Try it => Copy each line in the data that includes the word "Autodesk".

Data about app and page elements =>
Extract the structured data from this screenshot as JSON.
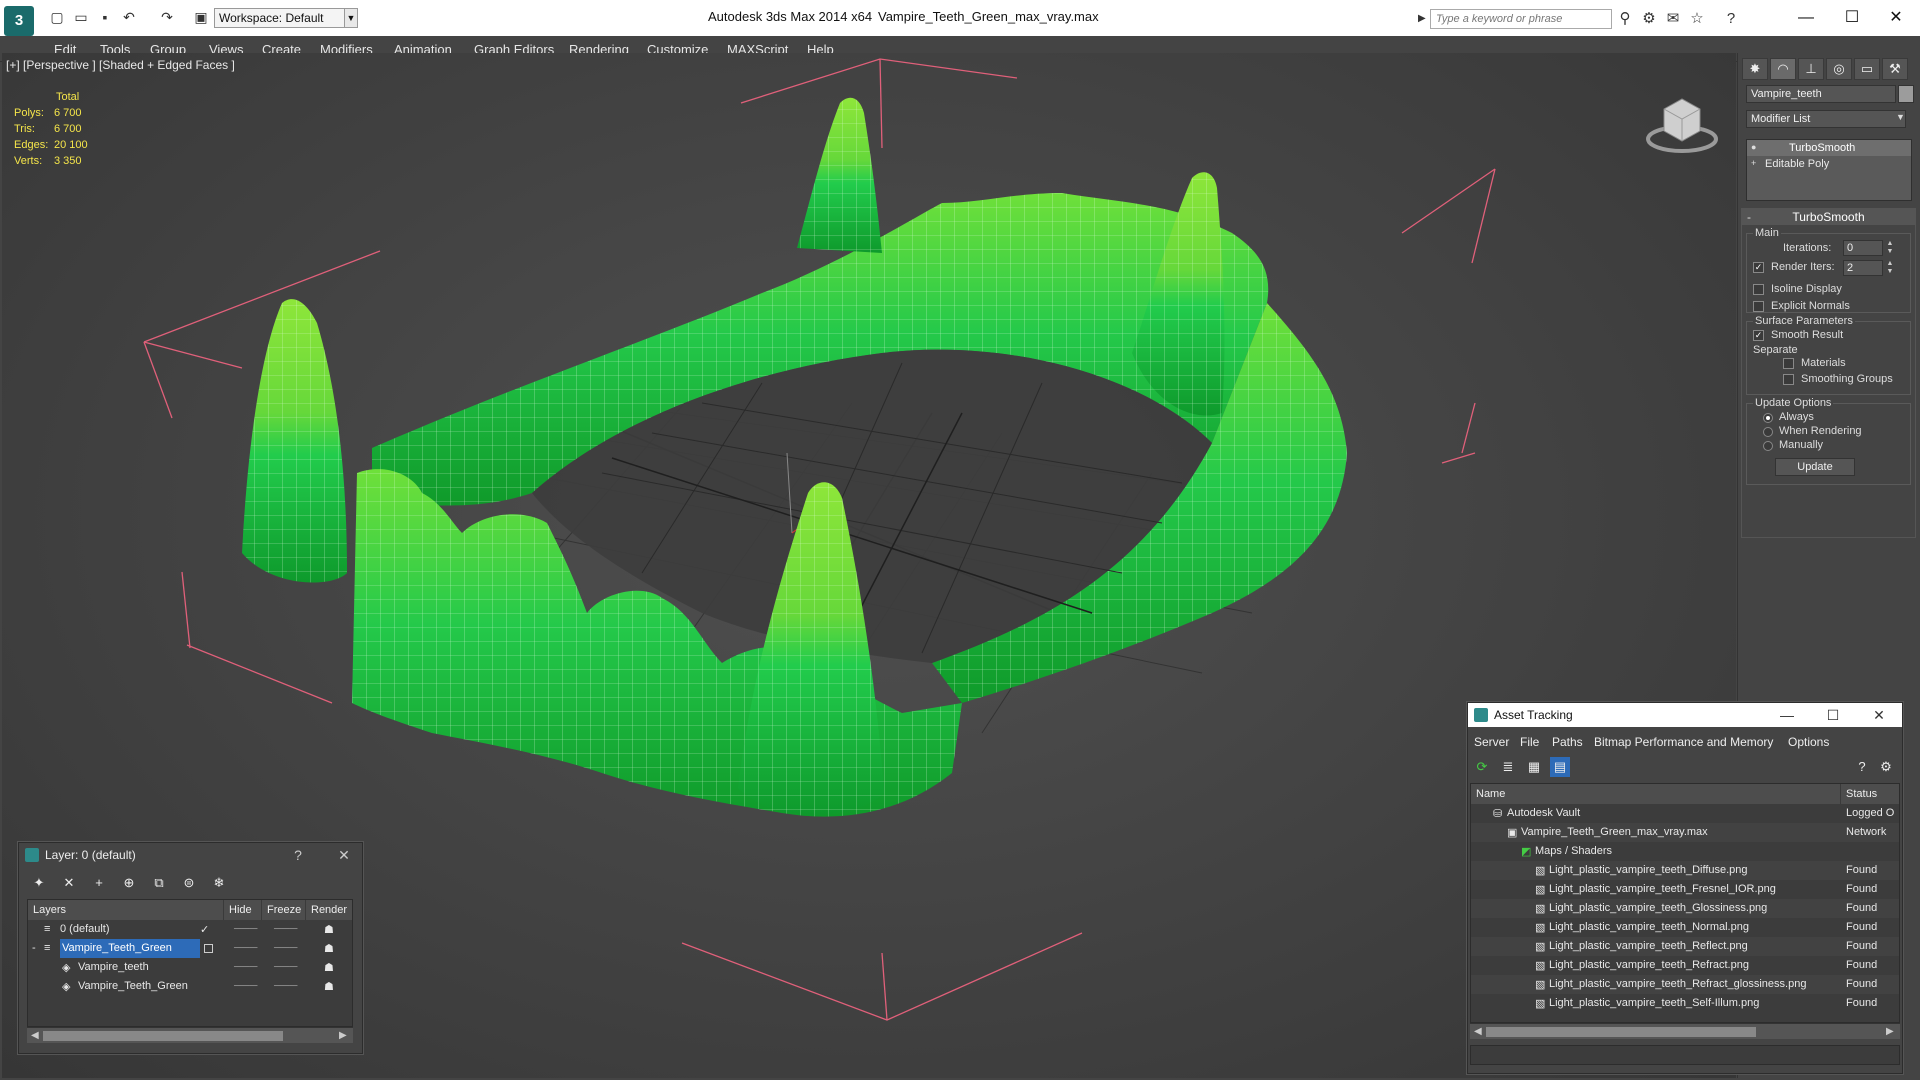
{
  "titlebar": {
    "app_title": "Autodesk 3ds Max  2014 x64",
    "file_name": "Vampire_Teeth_Green_max_vray.max",
    "workspace": "Workspace: Default",
    "search_placeholder": "Type a keyword or phrase"
  },
  "menu": [
    "Edit",
    "Tools",
    "Group",
    "Views",
    "Create",
    "Modifiers",
    "Animation",
    "Graph Editors",
    "Rendering",
    "Customize",
    "MAXScript",
    "Help"
  ],
  "viewport": {
    "label": "[+] [Perspective ] [Shaded + Edged Faces ]",
    "stats_header": "Total",
    "stats": [
      {
        "key": "Polys:",
        "value": "6 700"
      },
      {
        "key": "Tris:",
        "value": "6 700"
      },
      {
        "key": "Edges:",
        "value": "20 100"
      },
      {
        "key": "Verts:",
        "value": "3 350"
      }
    ]
  },
  "command_panel": {
    "object_name": "Vampire_teeth",
    "modifier_list": "Modifier List",
    "stack": [
      "TurboSmooth",
      "Editable Poly"
    ],
    "rollout_title": "TurboSmooth",
    "main_group": "Main",
    "iterations_label": "Iterations:",
    "iterations_value": "0",
    "render_iters_label": "Render Iters:",
    "render_iters_value": "2",
    "render_iters_checked": "✓",
    "isoline": "Isoline Display",
    "explicit_normals": "Explicit Normals",
    "surface_params": "Surface Parameters",
    "smooth_result": "Smooth Result",
    "smooth_result_checked": "✓",
    "separate": "Separate",
    "materials": "Materials",
    "smoothing_groups": "Smoothing Groups",
    "update_options": "Update Options",
    "always": "Always",
    "when_rendering": "When Rendering",
    "manually": "Manually",
    "update_button": "Update"
  },
  "layer_window": {
    "title": "Layer: 0 (default)",
    "help": "?",
    "columns": [
      "Layers",
      "Hide",
      "Freeze",
      "Render"
    ],
    "rows": [
      {
        "name": "0 (default)",
        "check": "✓"
      },
      {
        "name": "Vampire_Teeth_Green",
        "check": ""
      },
      {
        "name": "Vampire_teeth",
        "check": ""
      },
      {
        "name": "Vampire_Teeth_Green",
        "check": ""
      }
    ]
  },
  "asset_tracking": {
    "title": "Asset Tracking",
    "menu": [
      "Server",
      "File",
      "Paths",
      "Bitmap Performance and Memory",
      "Options"
    ],
    "columns": [
      "Name",
      "Status"
    ],
    "rows": [
      {
        "name": "Autodesk Vault",
        "status": "Logged O"
      },
      {
        "name": "Vampire_Teeth_Green_max_vray.max",
        "status": "Network"
      },
      {
        "name": "Maps / Shaders",
        "status": ""
      },
      {
        "name": "Light_plastic_vampire_teeth_Diffuse.png",
        "status": "Found"
      },
      {
        "name": "Light_plastic_vampire_teeth_Fresnel_IOR.png",
        "status": "Found"
      },
      {
        "name": "Light_plastic_vampire_teeth_Glossiness.png",
        "status": "Found"
      },
      {
        "name": "Light_plastic_vampire_teeth_Normal.png",
        "status": "Found"
      },
      {
        "name": "Light_plastic_vampire_teeth_Reflect.png",
        "status": "Found"
      },
      {
        "name": "Light_plastic_vampire_teeth_Refract.png",
        "status": "Found"
      },
      {
        "name": "Light_plastic_vampire_teeth_Refract_glossiness.png",
        "status": "Found"
      },
      {
        "name": "Light_plastic_vampire_teeth_Self-Illum.png",
        "status": "Found"
      }
    ]
  },
  "colors": {
    "model_green": "#2fcf3a",
    "stats_yellow": "#f5e54a",
    "selection_blue": "#2d6bb8",
    "bbox_pink": "#e0607a"
  }
}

Written answer =>
    "app_title": "Autodesk 3ds Max  2014 x64",
        "name": "Autodesk Vault",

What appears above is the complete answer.